SLIDES PRESENTED TO CDR PROJECT TEAM
Call Report Modernization Cost Benefit Analysis
OIG Cost Analysis Concerns
OIG Benefit and Risk Analysis Comments
OIG Summary Conclusions
Objective, Scope, & Methodology
SCOPE AND METHODOLOGY
To accomplish our objective, we interviewed Headquarters Division of Insurance and Research (DIR) officials who were responsible for the preparation of the CBA. We also interviewed DIR, DIRM, and Division of Finance (DOF) officials who were involved in the accumulation of FDIC cost data included in the CBA. We reviewed key documents supporting the CBA, including spreadsheets prepared by the IDM project team, cost assumptions prepared by DIRM, personnel cost figures prepared by DOF, contract costs, and other documents related to specific cost items.
The scope of our audit was limited to determining whether the FDIC had adequately supported amounts presented in the business case and the underlying assumptions were reasonable. Our audit did not evaluate the viability or benefits of the alternatives and options in the case. We did not evaluate the internal control environment over the preparation of the business case. We will assess internal controls in future audits of the IDM project. In addition, our audit did not assess the FDICís compliance with applicable laws and regulations because we did not identify specific laws or regulations pertaining to the development of the business case.
Our audit included a determination of whether the FDIC had incorporated performance measures in the business case. We noted that the case describes its alignment with the FDIC strategic vision, mission, and business goals by promoting interagency collaboration, consolidating back office operations, leveraging new technologies for current and future operations, and promoting the FDIC as the source for banking data.
In addition, we relied on computer-processed data without performing tests of system general and application controls to confirm the reliability of the data. We verified that the computer-generated computations were accurate, but we did not review the source data obtained from the systems. However, nothing came to our attention as a result of specified audit procedures that caused us to doubt the reliability of the computer-processed data. Throughout the audit, the auditors were sensitive to the possibility of abuse or illegal acts.
We conducted our audit in accordance with generally accepted government auditing standards during the period January 27, 2003 through February 14, 2003.

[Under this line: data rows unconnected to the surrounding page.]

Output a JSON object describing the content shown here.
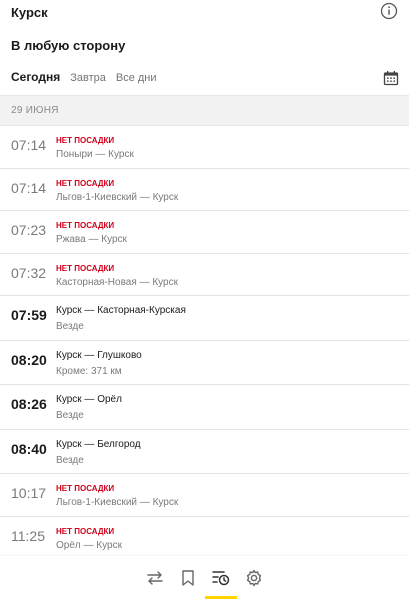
{
  "header": {
    "station": "Курск",
    "info_icon": "info-icon",
    "direction": "В любую сторону",
    "calendar_icon": "calendar-icon"
  },
  "tabs": [
    {
      "label": "Сегодня",
      "active": true
    },
    {
      "label": "Завтра",
      "active": false
    },
    {
      "label": "Все дни",
      "active": false
    }
  ],
  "date": "29 ИЮНЯ",
  "trains": [
    {
      "time": "07:14",
      "notice": "НЕТ ПОСАДКИ",
      "route": "Поныри — Курск",
      "stops": ""
    },
    {
      "time": "07:14",
      "notice": "НЕТ ПОСАДКИ",
      "route": "Льгов-1-Киевский — Курск",
      "stops": ""
    },
    {
      "time": "07:23",
      "notice": "НЕТ ПОСАДКИ",
      "route": "Ржава — Курск",
      "stops": ""
    },
    {
      "time": "07:32",
      "notice": "НЕТ ПОСАДКИ",
      "route": "Касторная-Новая — Курск",
      "stops": ""
    },
    {
      "time": "07:59",
      "notice": "",
      "route": "Курск — Касторная-Курская",
      "stops": "Везде"
    },
    {
      "time": "08:20",
      "notice": "",
      "route": "Курск — Глушково",
      "stops": "Кроме: 371 км"
    },
    {
      "time": "08:26",
      "notice": "",
      "route": "Курск — Орёл",
      "stops": "Везде"
    },
    {
      "time": "08:40",
      "notice": "",
      "route": "Курск — Белгород",
      "stops": "Везде"
    },
    {
      "time": "10:17",
      "notice": "НЕТ ПОСАДКИ",
      "route": "Льгов-1-Киевский — Курск",
      "stops": ""
    },
    {
      "time": "11:25",
      "notice": "НЕТ ПОСАДКИ",
      "route": "Орёл — Курск",
      "stops": ""
    }
  ],
  "bottom_nav": [
    {
      "icon": "route-swap-icon",
      "active": false
    },
    {
      "icon": "bookmark-icon",
      "active": false
    },
    {
      "icon": "schedule-icon",
      "active": true
    },
    {
      "icon": "gear-icon",
      "active": false
    }
  ],
  "colors": {
    "accent": "#ffd400",
    "no_boarding": "#d0021b"
  }
}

March 17, 2003
MEMORANDUM TO: Russell A. Rau, Assistant Inspector General for Audits
FROM: Steven O. App [Electronically produced version; original signed by Steven O. App], Deputy to the Chairman and CFO; and John F. Bovenzi [Electronically produced version; original signed by John F. Bovenzi], Deputy to the Chairman and COO
SUBJECT: Review of FFIEC Call Modernization Cost Benefit Analysis (Assignment No. 2003-026)
At the request of the Capital Investment Review Committee, the Office of Inspector General (OIG) reviewed the cost benefit analysis (CBA) and the assumptions supporting the draft request to the FDIC Board of Directors for funding the Federal Financial Institutions Examination Council (FFIEC) Call Report Processing Central Data Repository (CDR), dated January 23, 2003. The objective was to determine whether the cost information contained in the CBA was supported and whether the assumptions were reasonable.
The OIG reviewed the methodology and supporting documentation used to prepare the CBA. Based upon the limited nature of the review, the OIG did not have a sufficient basis to make recommendations related to the cost benefit analysis for the CDR or future investments. However, the OIG provided suggestions for improving the FDIC cost benefit analysis directive (FDIC Circular 4310.1).
We concur with and appreciate the OIG suggestions. We are currently in the process of updating or replacing our cost benefit policy to include additional elements such as return on investment (ROI). As part of this effort we will:
Overall, we believe the OIG review presented a fair evaluation of the work performed by the CDR project team.
Cc: Vijay G. Deshpande
|Last Updated 04/04/2003|